What is needed - Print each line of the material again, keeping everything exact.

Input -
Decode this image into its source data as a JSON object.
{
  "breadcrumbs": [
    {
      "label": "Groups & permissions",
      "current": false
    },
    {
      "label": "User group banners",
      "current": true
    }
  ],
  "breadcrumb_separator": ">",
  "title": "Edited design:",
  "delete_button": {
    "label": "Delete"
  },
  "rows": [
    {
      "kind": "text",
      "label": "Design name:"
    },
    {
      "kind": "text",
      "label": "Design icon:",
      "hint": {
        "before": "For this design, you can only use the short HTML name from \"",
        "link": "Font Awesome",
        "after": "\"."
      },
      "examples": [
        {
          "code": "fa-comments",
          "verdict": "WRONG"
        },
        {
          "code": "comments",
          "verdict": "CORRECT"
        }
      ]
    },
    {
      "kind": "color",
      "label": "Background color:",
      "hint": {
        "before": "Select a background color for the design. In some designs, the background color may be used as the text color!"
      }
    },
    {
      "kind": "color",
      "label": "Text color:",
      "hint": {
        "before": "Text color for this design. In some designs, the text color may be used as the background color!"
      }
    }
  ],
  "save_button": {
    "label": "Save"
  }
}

Solution for this exercise -
Decode this image into its source data as a JSON object.
{
  "breadcrumbs": [
    {
      "label": "Groups & permissions",
      "current": false
    },
    {
      "label": "User group banners",
      "current": true
    }
  ],
  "breadcrumb_separator": ">",
  "title": "Edited design:",
  "delete_button": {
    "label": "Delete"
  },
  "rows": [
    {
      "kind": "text",
      "label": "Design name:"
    },
    {
      "kind": "text",
      "label": "Design icon:",
      "hint": {
        "before": "For this design, you can only use the short HTML name from \"",
        "link": "Font Awesome",
        "after": "\"."
      },
      "examples": [
        {
          "code": "fa-comments",
          "verdict": "WRONG"
        },
        {
          "code": "comments",
          "verdict": "CORRECT"
        }
      ]
    },
    {
      "kind": "color",
      "label": "Background color:",
      "hint": {
        "before": "Select a background color for the design. In some designs, the background color may be used as the text color!"
      }
    },
    {
      "kind": "color",
      "label": "Text color:",
      "hint": {
        "before": "Text color for this design. In some designs, the text color may be used as the background color!"
      }
    }
  ],
  "save_button": {
    "label": "Save"
  }
}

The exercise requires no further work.